» Work item
Copy each line of the data that has "icon" in it.

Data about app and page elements
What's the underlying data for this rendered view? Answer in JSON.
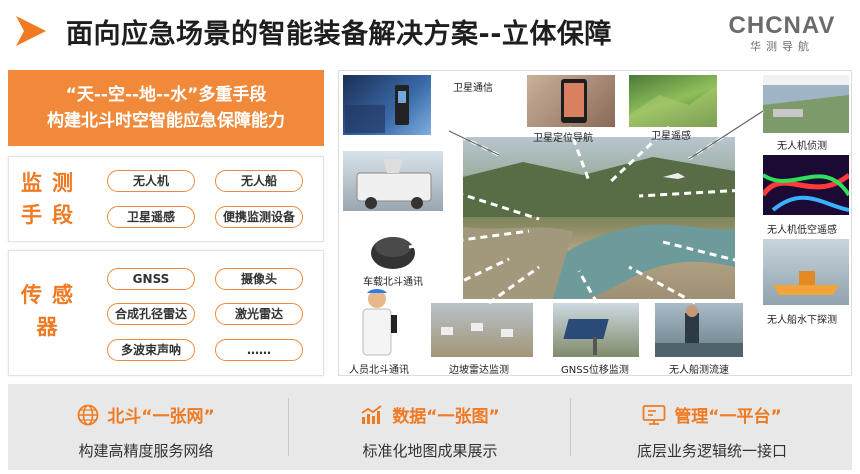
{
  "header": {
    "title": "面向应急场景的智能装备解决方案--立体保障",
    "brand_name": "CHCNAV",
    "brand_sub": "华测导航"
  },
  "banner": {
    "line1": "“天--空--地--水”多重手段",
    "line2": "构建北斗时空智能应急保障能力"
  },
  "monitoring": {
    "label_line1": "监测",
    "label_line2": "手段",
    "items": [
      "无人机",
      "无人船",
      "卫星遥感",
      "便携监测设备"
    ]
  },
  "sensors": {
    "label_line1": "传感",
    "label_line2": "器",
    "items": [
      "GNSS",
      "摄像头",
      "合成孔径雷达",
      "激光雷达",
      "多波束声呐",
      "……"
    ]
  },
  "montage": {
    "captions": {
      "sat_comm": "卫星通信",
      "sat_nav": "卫星定位导航",
      "sat_rs": "卫星遥感",
      "uav_detect": "无人机侦测",
      "uav_lowalt": "无人机低空遥感",
      "vehicle": "车载北斗通讯",
      "usv": "无人船水下探测",
      "person": "人员北斗通讯",
      "slope_radar": "边坡雷达监测",
      "gnss_disp": "GNSS位移监测",
      "boat_flow": "无人船测流速"
    }
  },
  "bottom": [
    {
      "icon": "globe-icon",
      "title": "北斗“一张网”",
      "subtitle": "构建高精度服务网络"
    },
    {
      "icon": "bar-chart-icon",
      "title": "数据“一张图”",
      "subtitle": "标准化地图成果展示"
    },
    {
      "icon": "monitor-icon",
      "title": "管理“一平台”",
      "subtitle": "底层业务逻辑统一接口"
    }
  ],
  "colors": {
    "accent": "#f08a3a",
    "accent_text": "#f07a22",
    "brand_gray": "#6b6b6b"
  }
}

» Expected answer
      "icon": "globe-icon",
      "icon": "bar-chart-icon",
      "icon": "monitor-icon",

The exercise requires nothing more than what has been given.